Also, my dad has this term is called the percent dissatisfied, and what that means is there's a small percentage of the population that is just never happy. No matter what you do, they're not going to be happy. So don't let them get under your skin or ruin hosting for you. Be professional and also be relieved that you're not in a long-term rental relationship with this percent dissatisfied person. It's two or three days. Do your very best and move on.
How to Handle a Bad Airbnb Review
If you do eventually get a bad review, and it's going to happen. Don't overreact! Stay calm and digest the review. Was it factual or was it possibly blown out of proportion? We have the capability to respond as a host to that review, and we want to do that non defensively, non aggressively, and in a tone of professionalism.

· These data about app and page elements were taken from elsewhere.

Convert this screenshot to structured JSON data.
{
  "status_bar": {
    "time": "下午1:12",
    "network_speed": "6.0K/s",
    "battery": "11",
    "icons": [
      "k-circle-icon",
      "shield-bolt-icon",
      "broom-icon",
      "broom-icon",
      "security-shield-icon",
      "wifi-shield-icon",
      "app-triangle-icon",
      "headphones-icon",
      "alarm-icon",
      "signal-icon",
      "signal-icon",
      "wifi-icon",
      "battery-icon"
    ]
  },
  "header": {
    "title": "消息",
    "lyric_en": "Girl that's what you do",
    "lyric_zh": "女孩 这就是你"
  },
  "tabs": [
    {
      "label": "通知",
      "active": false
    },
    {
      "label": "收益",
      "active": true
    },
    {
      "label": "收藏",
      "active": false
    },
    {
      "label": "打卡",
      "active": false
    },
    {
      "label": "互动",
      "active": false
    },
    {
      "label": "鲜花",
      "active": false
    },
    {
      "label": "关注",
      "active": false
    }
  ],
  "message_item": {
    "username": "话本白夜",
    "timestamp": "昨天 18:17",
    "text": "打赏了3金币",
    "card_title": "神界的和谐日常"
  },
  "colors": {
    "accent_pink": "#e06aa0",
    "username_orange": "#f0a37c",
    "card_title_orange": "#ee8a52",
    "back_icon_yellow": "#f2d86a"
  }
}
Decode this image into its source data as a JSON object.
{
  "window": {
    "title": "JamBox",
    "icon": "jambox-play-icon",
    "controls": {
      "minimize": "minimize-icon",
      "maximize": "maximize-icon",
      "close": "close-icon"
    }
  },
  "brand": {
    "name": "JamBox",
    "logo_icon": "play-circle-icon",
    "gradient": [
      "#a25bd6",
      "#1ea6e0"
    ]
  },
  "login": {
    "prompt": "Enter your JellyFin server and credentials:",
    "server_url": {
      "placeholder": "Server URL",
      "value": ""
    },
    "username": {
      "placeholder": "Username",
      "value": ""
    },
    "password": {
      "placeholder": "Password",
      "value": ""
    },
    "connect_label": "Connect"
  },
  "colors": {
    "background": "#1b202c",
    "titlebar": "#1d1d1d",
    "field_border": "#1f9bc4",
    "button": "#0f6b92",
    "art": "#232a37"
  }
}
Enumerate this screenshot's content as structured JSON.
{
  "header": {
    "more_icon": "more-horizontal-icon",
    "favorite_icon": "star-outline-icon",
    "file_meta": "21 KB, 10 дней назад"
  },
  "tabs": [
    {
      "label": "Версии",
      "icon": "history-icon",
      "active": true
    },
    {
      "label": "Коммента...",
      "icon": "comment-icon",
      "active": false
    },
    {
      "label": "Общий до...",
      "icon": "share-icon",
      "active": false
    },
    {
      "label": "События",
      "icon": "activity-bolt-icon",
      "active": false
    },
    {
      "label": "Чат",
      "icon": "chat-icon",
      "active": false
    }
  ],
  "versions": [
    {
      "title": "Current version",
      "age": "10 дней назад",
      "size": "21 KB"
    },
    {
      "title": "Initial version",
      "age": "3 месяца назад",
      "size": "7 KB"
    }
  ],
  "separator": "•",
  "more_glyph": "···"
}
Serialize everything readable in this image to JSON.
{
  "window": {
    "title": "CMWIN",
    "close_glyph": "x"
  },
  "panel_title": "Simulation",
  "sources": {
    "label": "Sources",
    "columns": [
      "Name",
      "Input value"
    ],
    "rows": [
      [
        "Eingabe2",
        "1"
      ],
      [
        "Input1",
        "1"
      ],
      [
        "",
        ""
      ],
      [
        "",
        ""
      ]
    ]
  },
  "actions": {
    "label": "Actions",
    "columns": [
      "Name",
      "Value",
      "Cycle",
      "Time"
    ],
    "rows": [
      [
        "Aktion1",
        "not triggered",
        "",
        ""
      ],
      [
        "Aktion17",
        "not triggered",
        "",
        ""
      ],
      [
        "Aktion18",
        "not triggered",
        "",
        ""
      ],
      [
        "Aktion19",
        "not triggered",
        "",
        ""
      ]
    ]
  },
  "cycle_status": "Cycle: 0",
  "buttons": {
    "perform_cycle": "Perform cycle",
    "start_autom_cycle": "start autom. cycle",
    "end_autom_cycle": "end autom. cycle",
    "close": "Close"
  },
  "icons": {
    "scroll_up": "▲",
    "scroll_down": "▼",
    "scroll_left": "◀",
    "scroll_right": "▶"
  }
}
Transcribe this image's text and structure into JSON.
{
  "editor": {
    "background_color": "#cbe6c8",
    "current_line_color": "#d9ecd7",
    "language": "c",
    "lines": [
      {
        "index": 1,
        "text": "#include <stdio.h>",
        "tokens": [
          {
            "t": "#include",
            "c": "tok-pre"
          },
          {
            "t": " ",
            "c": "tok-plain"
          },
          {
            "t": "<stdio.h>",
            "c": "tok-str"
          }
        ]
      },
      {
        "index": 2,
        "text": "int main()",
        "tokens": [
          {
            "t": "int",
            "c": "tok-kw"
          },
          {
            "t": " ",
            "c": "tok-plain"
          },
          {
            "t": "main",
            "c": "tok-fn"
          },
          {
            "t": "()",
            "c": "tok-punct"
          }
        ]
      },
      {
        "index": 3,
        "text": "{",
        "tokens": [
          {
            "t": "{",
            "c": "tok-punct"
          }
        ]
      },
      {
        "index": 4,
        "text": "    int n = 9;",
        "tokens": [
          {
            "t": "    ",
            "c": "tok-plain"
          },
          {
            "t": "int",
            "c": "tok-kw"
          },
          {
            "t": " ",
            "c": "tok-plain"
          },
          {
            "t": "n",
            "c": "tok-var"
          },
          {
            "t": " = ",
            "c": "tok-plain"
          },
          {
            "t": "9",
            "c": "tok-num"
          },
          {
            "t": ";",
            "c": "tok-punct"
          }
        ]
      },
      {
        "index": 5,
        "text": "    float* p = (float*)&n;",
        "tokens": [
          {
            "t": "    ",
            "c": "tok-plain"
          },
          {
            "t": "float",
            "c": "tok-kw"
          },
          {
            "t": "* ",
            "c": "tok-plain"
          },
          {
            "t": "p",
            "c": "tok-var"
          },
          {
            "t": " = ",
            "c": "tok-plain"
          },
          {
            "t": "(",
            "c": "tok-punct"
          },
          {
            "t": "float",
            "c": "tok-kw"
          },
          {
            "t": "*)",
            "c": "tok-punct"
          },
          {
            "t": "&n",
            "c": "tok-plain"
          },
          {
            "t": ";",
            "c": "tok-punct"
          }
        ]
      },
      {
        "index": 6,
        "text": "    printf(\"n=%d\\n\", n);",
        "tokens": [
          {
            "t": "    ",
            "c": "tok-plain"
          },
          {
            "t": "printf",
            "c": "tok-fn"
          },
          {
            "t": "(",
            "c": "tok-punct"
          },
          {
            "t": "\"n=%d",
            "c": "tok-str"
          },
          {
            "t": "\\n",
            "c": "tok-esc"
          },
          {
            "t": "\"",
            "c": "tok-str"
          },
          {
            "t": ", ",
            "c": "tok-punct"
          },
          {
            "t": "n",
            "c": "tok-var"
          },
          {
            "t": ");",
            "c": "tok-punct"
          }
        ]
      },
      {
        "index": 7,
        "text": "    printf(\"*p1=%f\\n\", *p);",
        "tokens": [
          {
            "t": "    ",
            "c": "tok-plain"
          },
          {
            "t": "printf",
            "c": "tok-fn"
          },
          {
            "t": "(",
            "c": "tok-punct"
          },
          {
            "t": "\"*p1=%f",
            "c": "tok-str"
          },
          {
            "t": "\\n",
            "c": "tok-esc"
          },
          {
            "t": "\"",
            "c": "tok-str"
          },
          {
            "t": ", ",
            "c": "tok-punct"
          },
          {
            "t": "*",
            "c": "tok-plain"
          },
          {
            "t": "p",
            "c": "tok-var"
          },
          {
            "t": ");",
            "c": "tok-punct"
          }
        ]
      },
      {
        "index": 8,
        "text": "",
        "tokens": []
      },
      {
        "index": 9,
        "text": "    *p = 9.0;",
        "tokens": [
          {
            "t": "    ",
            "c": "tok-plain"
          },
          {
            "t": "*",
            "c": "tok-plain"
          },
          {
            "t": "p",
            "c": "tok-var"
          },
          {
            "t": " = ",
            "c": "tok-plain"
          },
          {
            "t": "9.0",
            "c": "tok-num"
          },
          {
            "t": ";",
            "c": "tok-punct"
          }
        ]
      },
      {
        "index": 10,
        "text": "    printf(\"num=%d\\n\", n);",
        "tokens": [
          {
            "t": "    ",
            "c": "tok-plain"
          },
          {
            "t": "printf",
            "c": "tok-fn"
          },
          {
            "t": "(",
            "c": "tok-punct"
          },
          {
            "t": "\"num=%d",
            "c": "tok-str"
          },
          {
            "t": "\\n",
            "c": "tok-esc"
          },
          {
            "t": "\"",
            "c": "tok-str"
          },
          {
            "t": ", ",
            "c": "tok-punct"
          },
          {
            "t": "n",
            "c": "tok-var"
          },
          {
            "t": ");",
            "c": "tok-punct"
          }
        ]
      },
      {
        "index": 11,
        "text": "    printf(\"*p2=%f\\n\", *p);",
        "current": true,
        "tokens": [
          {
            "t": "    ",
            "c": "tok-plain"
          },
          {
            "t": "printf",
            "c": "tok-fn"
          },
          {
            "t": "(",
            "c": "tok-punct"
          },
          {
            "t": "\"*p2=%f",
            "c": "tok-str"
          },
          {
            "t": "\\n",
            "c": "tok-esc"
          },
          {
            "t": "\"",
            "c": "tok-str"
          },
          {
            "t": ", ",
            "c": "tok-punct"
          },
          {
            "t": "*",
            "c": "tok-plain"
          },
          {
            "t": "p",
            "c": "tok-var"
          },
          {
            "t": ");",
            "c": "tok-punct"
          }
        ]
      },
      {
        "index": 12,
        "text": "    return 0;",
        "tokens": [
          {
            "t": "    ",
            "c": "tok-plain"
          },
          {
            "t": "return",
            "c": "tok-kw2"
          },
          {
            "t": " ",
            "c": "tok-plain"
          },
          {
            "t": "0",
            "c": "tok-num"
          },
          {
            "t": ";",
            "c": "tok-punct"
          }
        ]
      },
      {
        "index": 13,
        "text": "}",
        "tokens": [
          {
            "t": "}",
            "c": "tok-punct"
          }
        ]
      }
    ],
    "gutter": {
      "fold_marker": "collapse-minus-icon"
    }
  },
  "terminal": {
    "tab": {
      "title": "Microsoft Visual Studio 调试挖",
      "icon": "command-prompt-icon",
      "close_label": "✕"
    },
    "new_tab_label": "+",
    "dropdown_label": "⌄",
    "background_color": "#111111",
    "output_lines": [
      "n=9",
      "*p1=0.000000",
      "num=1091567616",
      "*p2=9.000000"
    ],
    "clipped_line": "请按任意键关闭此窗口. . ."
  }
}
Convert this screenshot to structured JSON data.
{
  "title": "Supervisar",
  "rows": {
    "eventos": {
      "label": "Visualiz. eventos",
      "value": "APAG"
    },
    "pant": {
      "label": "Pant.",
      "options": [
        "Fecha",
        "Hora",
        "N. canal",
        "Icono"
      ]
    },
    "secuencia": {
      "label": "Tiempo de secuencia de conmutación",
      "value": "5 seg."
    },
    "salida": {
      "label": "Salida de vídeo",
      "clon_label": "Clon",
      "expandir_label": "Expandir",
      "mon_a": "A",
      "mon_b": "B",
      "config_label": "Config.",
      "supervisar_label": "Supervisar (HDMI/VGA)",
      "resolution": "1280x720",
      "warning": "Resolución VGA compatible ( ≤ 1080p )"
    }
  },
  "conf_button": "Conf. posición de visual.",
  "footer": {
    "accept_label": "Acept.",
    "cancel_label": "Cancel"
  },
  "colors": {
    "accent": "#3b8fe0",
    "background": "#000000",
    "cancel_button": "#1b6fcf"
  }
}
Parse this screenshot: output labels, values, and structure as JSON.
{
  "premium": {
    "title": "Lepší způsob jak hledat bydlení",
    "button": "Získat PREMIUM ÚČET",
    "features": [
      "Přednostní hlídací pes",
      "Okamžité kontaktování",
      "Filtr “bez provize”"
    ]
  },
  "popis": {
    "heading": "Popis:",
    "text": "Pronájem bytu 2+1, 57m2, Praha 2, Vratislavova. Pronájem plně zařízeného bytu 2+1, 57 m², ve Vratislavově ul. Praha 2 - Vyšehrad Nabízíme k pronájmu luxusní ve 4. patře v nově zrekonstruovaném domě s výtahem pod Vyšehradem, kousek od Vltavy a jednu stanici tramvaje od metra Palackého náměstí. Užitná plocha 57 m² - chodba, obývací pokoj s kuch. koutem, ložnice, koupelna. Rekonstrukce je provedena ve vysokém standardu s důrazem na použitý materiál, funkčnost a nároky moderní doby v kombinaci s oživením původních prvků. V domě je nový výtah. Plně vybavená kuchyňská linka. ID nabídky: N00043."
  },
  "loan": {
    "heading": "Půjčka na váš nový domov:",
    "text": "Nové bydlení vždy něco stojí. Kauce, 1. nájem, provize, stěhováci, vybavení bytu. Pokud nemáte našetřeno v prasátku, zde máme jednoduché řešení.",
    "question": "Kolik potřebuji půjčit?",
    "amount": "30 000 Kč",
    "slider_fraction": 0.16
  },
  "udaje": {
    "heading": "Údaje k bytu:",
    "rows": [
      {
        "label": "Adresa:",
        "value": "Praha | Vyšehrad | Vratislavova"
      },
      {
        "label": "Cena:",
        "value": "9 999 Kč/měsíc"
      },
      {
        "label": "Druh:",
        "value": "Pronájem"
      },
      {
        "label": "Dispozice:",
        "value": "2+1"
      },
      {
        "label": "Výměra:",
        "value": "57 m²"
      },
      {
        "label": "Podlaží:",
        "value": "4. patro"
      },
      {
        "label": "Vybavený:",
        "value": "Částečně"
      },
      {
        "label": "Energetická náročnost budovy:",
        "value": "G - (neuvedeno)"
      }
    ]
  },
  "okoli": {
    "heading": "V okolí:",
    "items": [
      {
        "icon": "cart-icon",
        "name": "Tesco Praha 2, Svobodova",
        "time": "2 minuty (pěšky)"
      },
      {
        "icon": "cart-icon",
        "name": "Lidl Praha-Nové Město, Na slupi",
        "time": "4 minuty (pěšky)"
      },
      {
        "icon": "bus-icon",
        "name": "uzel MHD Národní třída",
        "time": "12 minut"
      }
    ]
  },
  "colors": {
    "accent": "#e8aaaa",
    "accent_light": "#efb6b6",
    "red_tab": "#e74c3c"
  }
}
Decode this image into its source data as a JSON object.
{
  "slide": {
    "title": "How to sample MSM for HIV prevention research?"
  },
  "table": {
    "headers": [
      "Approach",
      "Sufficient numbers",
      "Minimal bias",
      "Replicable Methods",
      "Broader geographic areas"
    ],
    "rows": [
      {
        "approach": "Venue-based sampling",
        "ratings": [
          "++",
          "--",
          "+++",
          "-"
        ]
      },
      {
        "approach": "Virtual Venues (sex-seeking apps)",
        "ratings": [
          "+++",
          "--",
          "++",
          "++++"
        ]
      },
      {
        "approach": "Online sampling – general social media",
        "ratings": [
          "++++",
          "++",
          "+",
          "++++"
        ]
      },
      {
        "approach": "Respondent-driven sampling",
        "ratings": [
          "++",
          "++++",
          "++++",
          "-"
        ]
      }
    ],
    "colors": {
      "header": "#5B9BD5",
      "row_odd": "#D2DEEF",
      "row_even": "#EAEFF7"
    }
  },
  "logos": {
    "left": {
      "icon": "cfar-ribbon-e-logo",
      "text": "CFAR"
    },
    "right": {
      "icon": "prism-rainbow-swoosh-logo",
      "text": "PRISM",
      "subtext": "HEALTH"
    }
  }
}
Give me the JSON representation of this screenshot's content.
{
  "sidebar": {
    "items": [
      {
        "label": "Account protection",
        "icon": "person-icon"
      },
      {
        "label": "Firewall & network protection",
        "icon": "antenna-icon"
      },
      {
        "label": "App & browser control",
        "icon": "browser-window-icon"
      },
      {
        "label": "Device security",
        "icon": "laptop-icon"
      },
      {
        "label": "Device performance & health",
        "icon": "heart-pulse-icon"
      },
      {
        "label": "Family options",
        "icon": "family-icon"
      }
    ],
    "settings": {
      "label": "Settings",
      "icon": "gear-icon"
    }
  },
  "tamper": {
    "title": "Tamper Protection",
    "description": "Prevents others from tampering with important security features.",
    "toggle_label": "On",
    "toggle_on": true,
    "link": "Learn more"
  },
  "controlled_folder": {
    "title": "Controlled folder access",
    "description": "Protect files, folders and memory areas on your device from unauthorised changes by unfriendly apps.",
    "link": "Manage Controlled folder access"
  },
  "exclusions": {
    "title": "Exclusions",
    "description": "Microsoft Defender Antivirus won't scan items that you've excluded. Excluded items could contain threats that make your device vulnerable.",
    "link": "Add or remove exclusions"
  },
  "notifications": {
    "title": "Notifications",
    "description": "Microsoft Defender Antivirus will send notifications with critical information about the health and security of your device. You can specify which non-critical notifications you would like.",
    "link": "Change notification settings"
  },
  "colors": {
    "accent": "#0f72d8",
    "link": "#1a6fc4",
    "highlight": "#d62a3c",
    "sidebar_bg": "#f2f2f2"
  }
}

Be polite, brief to the point. We don't need to ramble. We're writing this review not to respond to the poor review that was written to us. It's not to throw mud back at the person, the guest who wrote the bad review. The purpose of our response to the bad Airbnb review is for other future potential guests. They're going to read the bad review and then they're going to read the host response to that review.
I have a great example of this. We had a gentleman who said he loved his stay in private feedback, but gave us a four-star review, which rankled me a little bit. His reason stated in his review was he was really disappointed in the fishing of the pond in our neighborhood. He had expected to catch more fish. So, he rated our cabin's status on a pond in our neighborhood, not on how beautiful, not how clean and on all of our amenities.
It took me a minute to digest this man's review. I did not write the response the same day, because I was really mad. But, I came back and I wrote "I'm so glad that you told us in private feedback how much you enjoyed the cabin and how cozy it was and how it met all your family's needs. As for the fishing pond, I'm terribly sorry that you were disappointed. It's fishing not catching. That's part of the excitement. and our son typically has done really well there." So anyone who reads this man's review and then reads my response, realizes the guy's a little bit of a nut and they're going to laugh it off and realize no one's perfect.
There are weirdo guests - but we're hosts that care about our property and about hospitality. It's like that review in Mexico. We went to a resort in Mexico one time and there were all these positive reviews and one guy complained about the placement of the chairs on the pool deck . I was like, "Okay, we know this place is great if that's the worst thing that anybody can say about the property."
The other good thing is from every bad review, there's the silver lining of learning something. If you learn from it, you're not going to have that issue happen again, and you're not going to get more bad reviews. Maybe you need a new housekeeper. Maybe an amenity must be replaced or removed, or perhaps you simply just need a better plan for dealing with power outages.
Don't let one bad review spoil your hosting experience. Focus on the positive. You have amazing guests. You'll get to help plan some of the happiest moments of their lives. Birthdays, anniversaries, proposals, honeymoons, baby moons. All those things. You also get to build a great team and relationships with those team members.
Airbnb investing success is all about the community you create. So make a good one, enjoy the good stuff. And remember, on top of hosting these great stays, you're also generating cash flow for your own financial freedom. It's a win, win!
Keep listening every Tuesday as we share the software, mindset, systems, and tools needed to maximize your cashflow and create financial freedom to do more things you love with the people you love. Please share this episode as a resource with anyone that could benefit. Our joy is in your success.